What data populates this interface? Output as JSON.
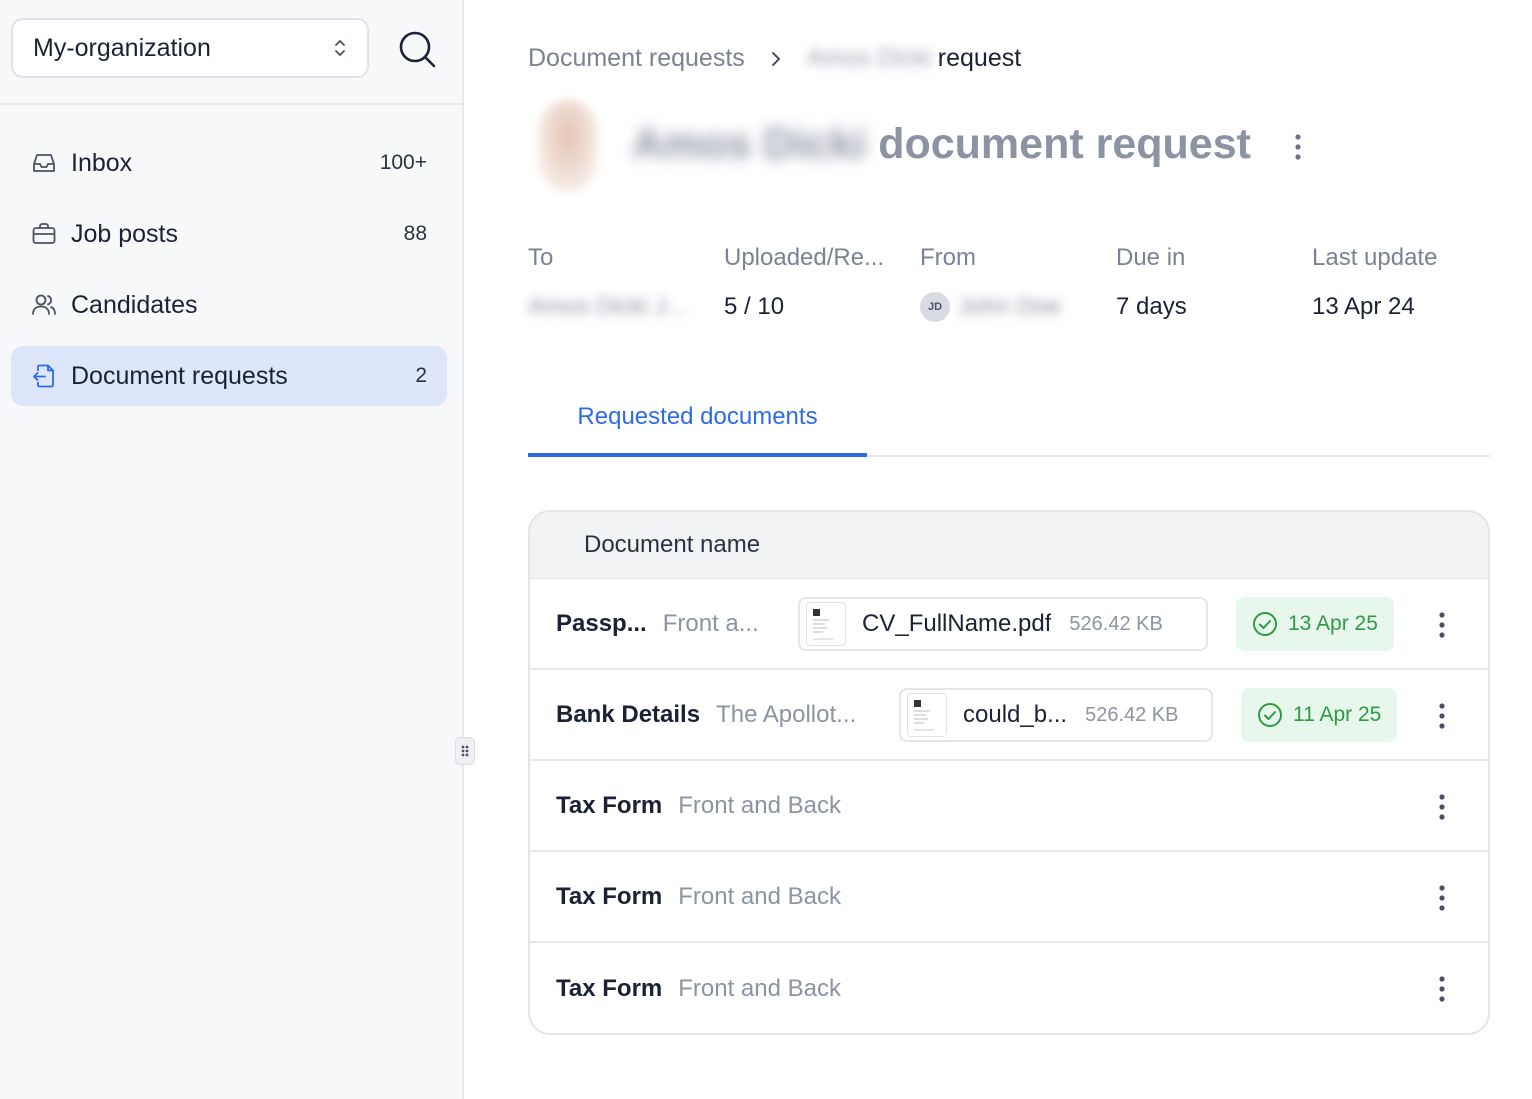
{
  "sidebar": {
    "org_name": "My-organization",
    "items": [
      {
        "label": "Inbox",
        "count": "100+",
        "icon": "inbox-icon"
      },
      {
        "label": "Job posts",
        "count": "88",
        "icon": "briefcase-icon"
      },
      {
        "label": "Candidates",
        "count": "",
        "icon": "users-icon"
      },
      {
        "label": "Document requests",
        "count": "2",
        "icon": "document-request-icon",
        "active": true
      }
    ]
  },
  "breadcrumb": {
    "parent": "Document requests",
    "current_name": "Amos Dicki",
    "current_suffix": "request"
  },
  "header": {
    "name": "Amos Dicki",
    "title_suffix": "document request"
  },
  "meta": {
    "to_label": "To",
    "to_value": "Amos Dicki J...",
    "uploaded_label": "Uploaded/Re...",
    "uploaded_value": "5 / 10",
    "from_label": "From",
    "from_initials": "JD",
    "from_name": "John Doe",
    "due_label": "Due in",
    "due_value": "7 days",
    "last_update_label": "Last update",
    "last_update_value": "13 Apr 24"
  },
  "tabs": [
    {
      "label": "Requested documents",
      "active": true
    }
  ],
  "table": {
    "header": "Document name",
    "rows": [
      {
        "name": "Passp...",
        "desc": "Front a...",
        "file_name": "CV_FullName.pdf",
        "file_size": "526.42 KB",
        "status_date": "13 Apr 25"
      },
      {
        "name": "Bank Details",
        "desc": "The Apollot...",
        "file_name": "could_b...",
        "file_size": "526.42 KB",
        "status_date": "11 Apr 25"
      },
      {
        "name": "Tax Form",
        "desc": "Front and Back"
      },
      {
        "name": "Tax Form",
        "desc": "Front and Back"
      },
      {
        "name": "Tax Form",
        "desc": "Front and Back"
      }
    ]
  },
  "colors": {
    "accent": "#2e6be6",
    "active_nav_bg": "#dde6fb",
    "status_green": "#2f9a46",
    "status_bg": "#e8f7ec"
  }
}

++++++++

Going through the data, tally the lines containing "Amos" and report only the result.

3